      Your imaginative scenario of the food police isn’t so far-fetched, I fear. They would love to forcefully restrict our foods to a very narrow (and arbitrary) selection, then parsimoniously ration those. I can easily imagine one’s worth as a human being rated by a report of BMI and a critical summary of supermarket purchases logged onto the shopper’s club card. Sort of like how credit scores are used to keep us bent over nowadays. It will be a truly blissful world of carrots and hummus kept well regulated by the ever-vigilant food police (those sadistic bastards never sleep!).

    • Realness

      You have a very vivid imagination. But BMI is not an accurate judge of ones “health”. It’s based on a weight to height ratio and doesn’t factor in body fat percentage. For instance, I’m 6ft even 205lbs and my body fat percentage is 10. In your world I, along with the majority of the NFL, wouldn’t be able to have a piece of candy. Lol absurdity!

      • guest

        Not my world, Fooducate’s world.

      • Foodie_love

        The illustrious food police don’t give a brown squirt for your “realness”. Simple measures guide their sadistic bigotry and, if your BMI is out of range, you will be bludgeoned along with the rest. It is truly exquisite, the BMI calculation. Focuses a bigot’s attention sharper than religious affiliation, almost as certain as skin color. Fat people were put on this earth to be persecuted by righteous foodies. If you have a problem with that, take it up with God.

    • Annoyed Guest

      Paula Deen’s version of moderation is WAY off base where actual healthy eating is concerned. There is not one single definition of the word “moderation”, unfortunately. What Deen sees as being moderate is still “stuffing your face” for most of us. Your response unfortunately assigns the wrong intent to the original post. Or you’re trolling, plain and simple; now where’s the moderation in that?

      • Pleased Commenter

        Defending the concept of hate messaging, Annoyed? Sure, anyone who exposes your ignorance is a “troll”. Better to be a sensible troll than a Koolaid-drinking foodie, that’s for sure!

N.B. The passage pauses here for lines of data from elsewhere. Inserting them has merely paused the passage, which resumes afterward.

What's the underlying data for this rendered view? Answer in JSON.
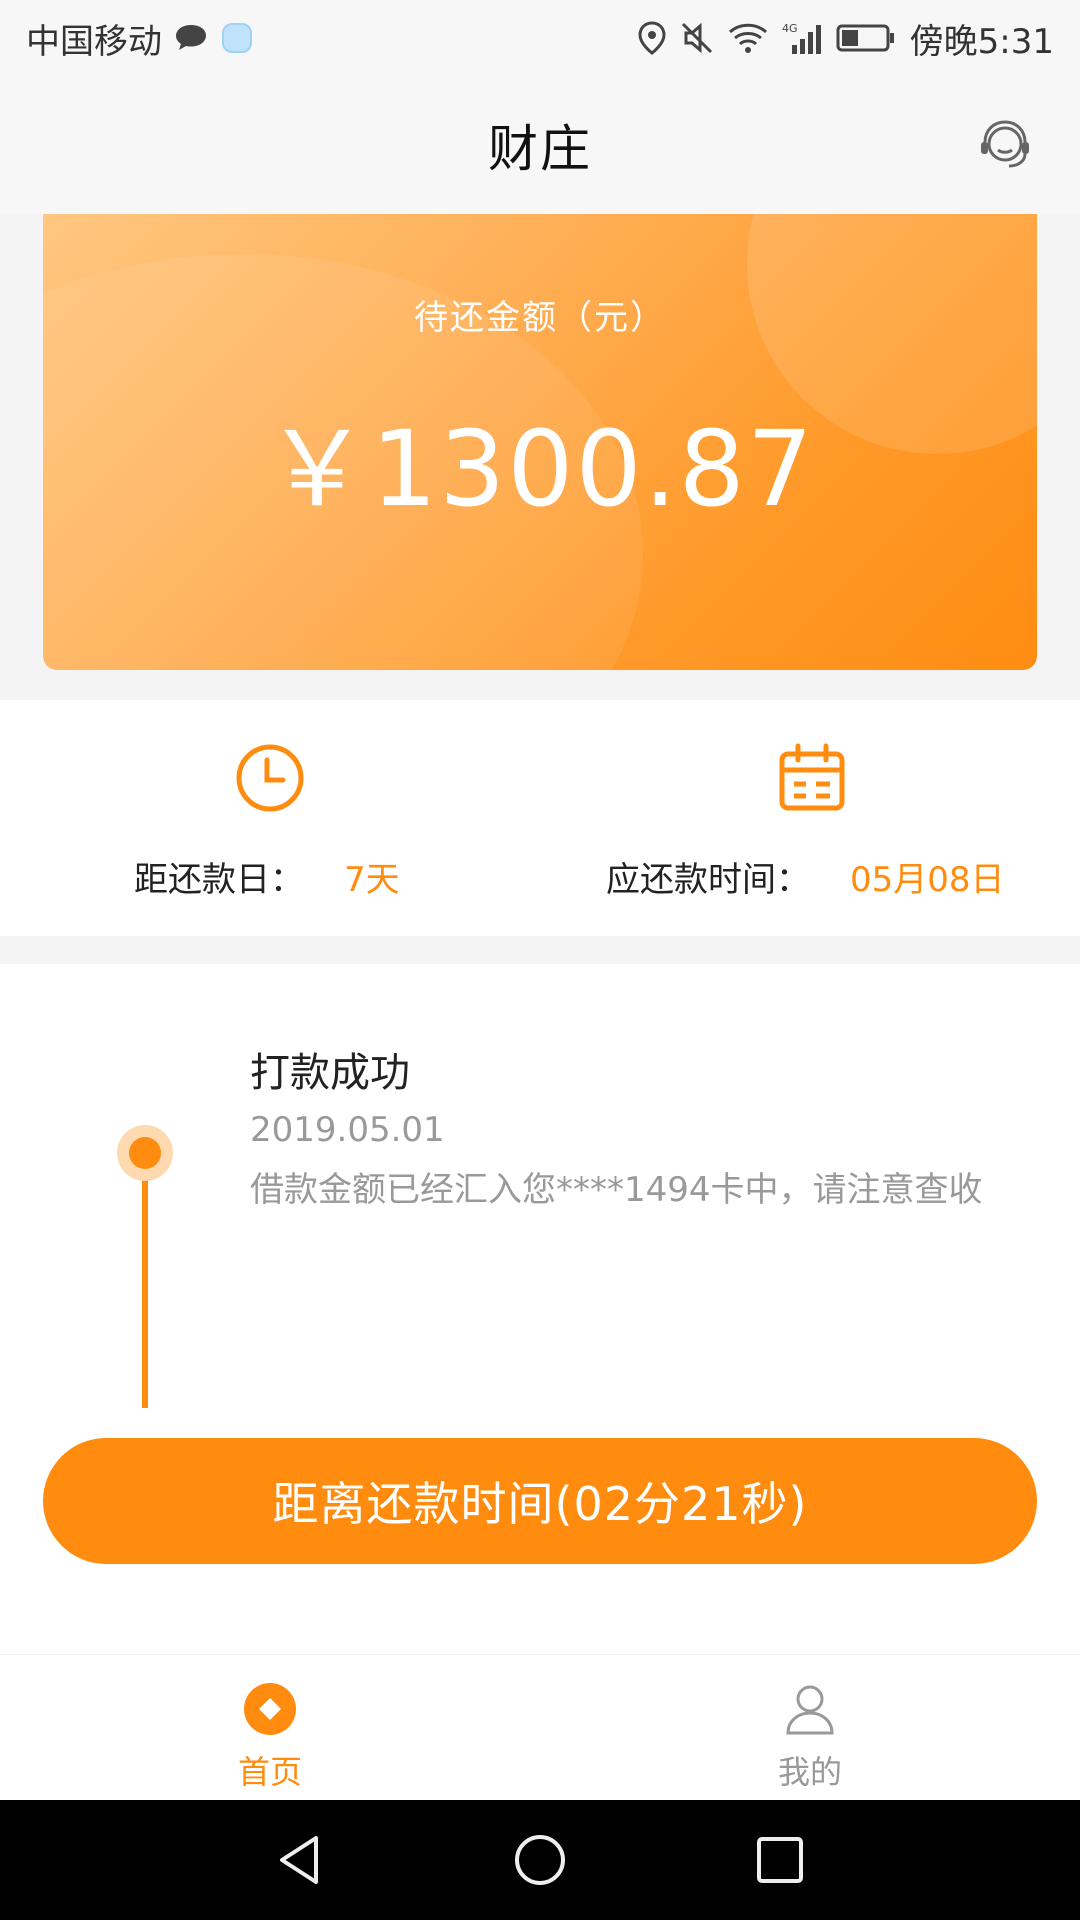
{
  "status_bar": {
    "carrier": "中国移动",
    "time": "傍晚5:31",
    "icons": [
      "chat-bubble-icon",
      "shield-icon",
      "location-icon",
      "mute-icon",
      "wifi-icon",
      "signal-4g-icon",
      "battery-icon"
    ]
  },
  "header": {
    "title": "财庄",
    "right_icon": "customer-service-icon"
  },
  "balance_card": {
    "label": "待还金额（元）",
    "amount": "￥1300.87"
  },
  "info": {
    "days_label": "距还款日：",
    "days_value": "7天",
    "due_label": "应还款时间：",
    "due_value": "05月08日"
  },
  "timeline": {
    "items": [
      {
        "title": "打款成功",
        "date": "2019.05.01",
        "description": "借款金额已经汇入您****1494卡中，请注意查收"
      }
    ]
  },
  "countdown_button": {
    "label": "距离还款时间(02分21秒)"
  },
  "tabs": [
    {
      "label": "首页",
      "icon": "home-icon",
      "active": true
    },
    {
      "label": "我的",
      "icon": "profile-icon",
      "active": false
    }
  ],
  "colors": {
    "accent": "#ff8c0f",
    "text_primary": "#222222",
    "text_secondary": "#999999"
  }
}
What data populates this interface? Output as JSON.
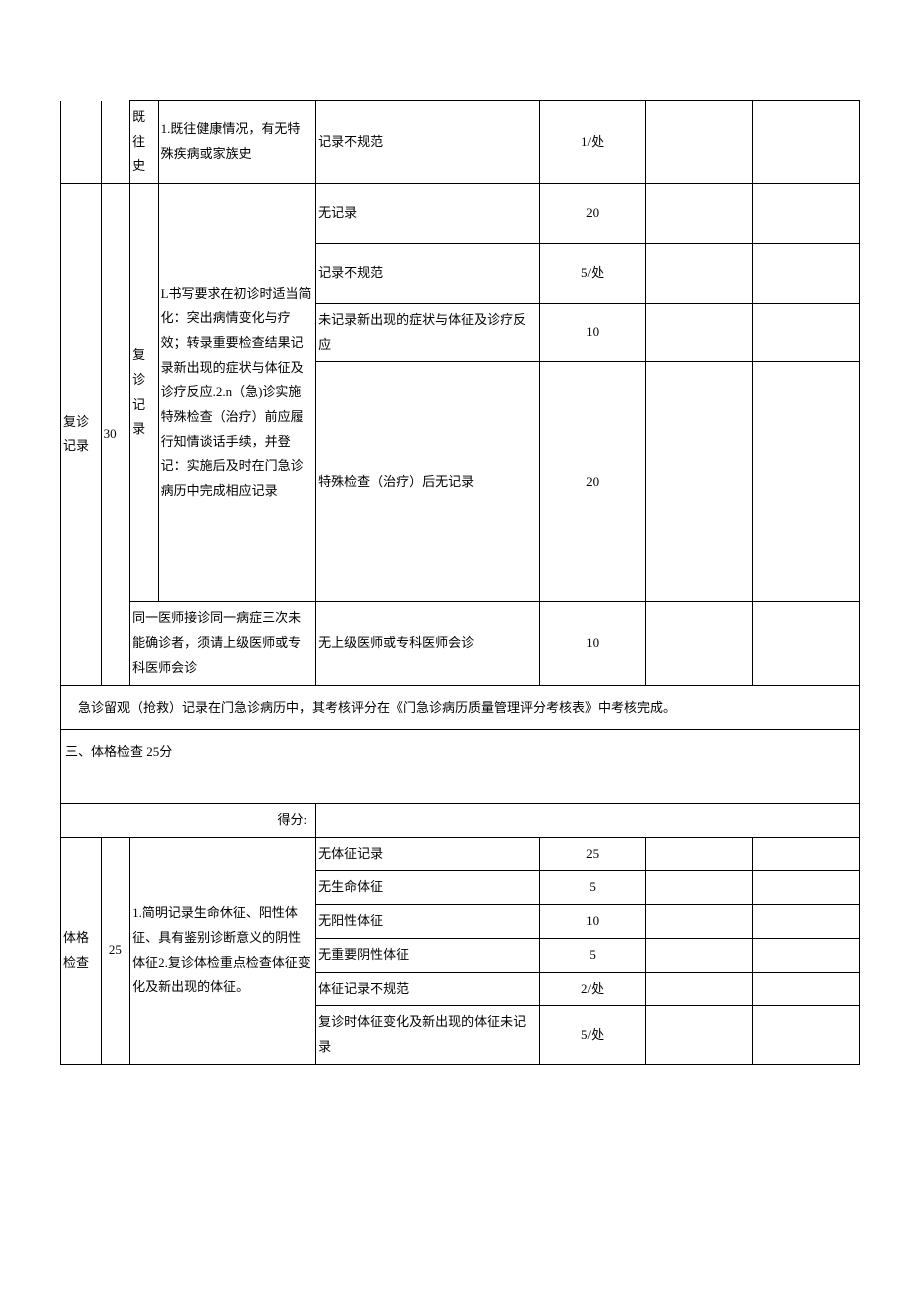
{
  "row1": {
    "c3": "既往史",
    "c4": "1.既往健康情况，有无特殊疾病或家族史",
    "c5": "记录不规范",
    "c6": "1/处"
  },
  "fuzhen": {
    "c1": "复诊记录",
    "c2": "30",
    "c3": "复诊记录",
    "c4": "L书写要求在初诊时适当简化：突出病情变化与疗效；转录重要检查结果记录新出现的症状与体征及诊疗反应.2.n（急)诊实施特殊检查（治疗）前应履行知情谈话手续，并登记：实施后及时在门急诊病历中完成相应记录",
    "r1c5": "无记录",
    "r1c6": "20",
    "r2c5": "记录不规范",
    "r2c6": "5/处",
    "r3c5": "未记录新出现的症状与体征及诊疗反应",
    "r3c6": "10",
    "r4c5": "特殊检查（治疗）后无记录",
    "r4c6": "20",
    "sub2c4": "同一医师接诊同一病症三次未能确诊者，须请上级医师或专科医师会诊",
    "sub2c5": "无上级医师或专科医师会诊",
    "sub2c6": "10"
  },
  "note": "急诊留观（抢救）记录在门急诊病历中，其考核评分在《门急诊病历质量管理评分考核表》中考核完成。",
  "section3": {
    "title": "三、体格检查 25分",
    "score_label": "得分:"
  },
  "tige": {
    "c1": "体格检查",
    "c2": "25",
    "c4": "1.简明记录生命休征、阳性体征、具有鉴别诊断意义的阴性体征2.复诊体检重点检查体征变化及新出现的体征。",
    "r1c5": "无体征记录",
    "r1c6": "25",
    "r2c5": "无生命体征",
    "r2c6": "5",
    "r3c5": "无阳性体征",
    "r3c6": "10",
    "r4c5": "无重要阴性体征",
    "r4c6": "5",
    "r5c5": "体征记录不规范",
    "r5c6": "2/处",
    "r6c5": "复诊时体征变化及新出现的体征未记录",
    "r6c6": "5/处"
  }
}
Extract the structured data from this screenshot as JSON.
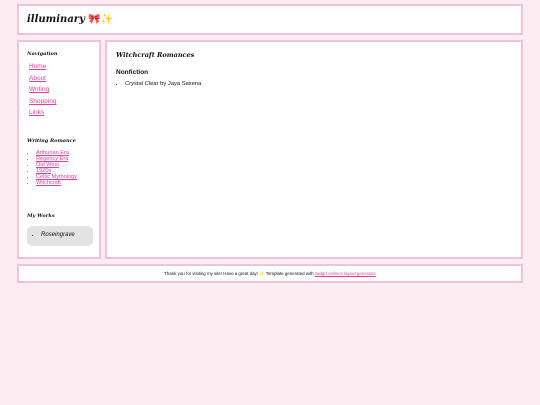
{
  "header": {
    "title": "illuminary",
    "title_emoji": "🎀✨"
  },
  "sidebar": {
    "nav_heading": "Navigation",
    "nav_links": [
      "Home",
      "About",
      "Writing",
      "Shopping",
      "Links"
    ],
    "romance_heading": "Writing Romance",
    "romance_links": [
      "Arthurian Era",
      "Regency Era",
      "Old West",
      "1920s",
      "Celtic Mythology",
      "Witchcraft"
    ],
    "works_heading": "My Works",
    "works_items": [
      "Roseingrave"
    ]
  },
  "main": {
    "title": "Witchcraft Romances",
    "section_heading": "Nonfiction",
    "items": [
      {
        "book": "Crystal Clear",
        "by": " by Jaya Saxena"
      }
    ]
  },
  "footer": {
    "text": "Thank you for visiting my site! Have a great day! ✨ Template generated with ",
    "link": "sadgrl.online's layout generator"
  },
  "colors": {
    "background": "#fdedf2",
    "border": "#f0c4d8",
    "link": "#e23e9a"
  }
}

      • jnwalsh1

        Paula Deen would batter up the candy bars and deep fry them in butter.

        • Flavor Craver

          And they would be delicious. Go gnaw on your carrots out of our earshot.

  • http://www.mamaclimbs.com/ Aimeeclimbs

    My kid gets “pitched” on sugary drinks and treats and school all the time!  How messed up is that!  I’ve submitted a proposal to do an Ignite talk about how much sugar there is in school now, so if anyone has an example of a typical day of their school aged kid, feel free to let me know.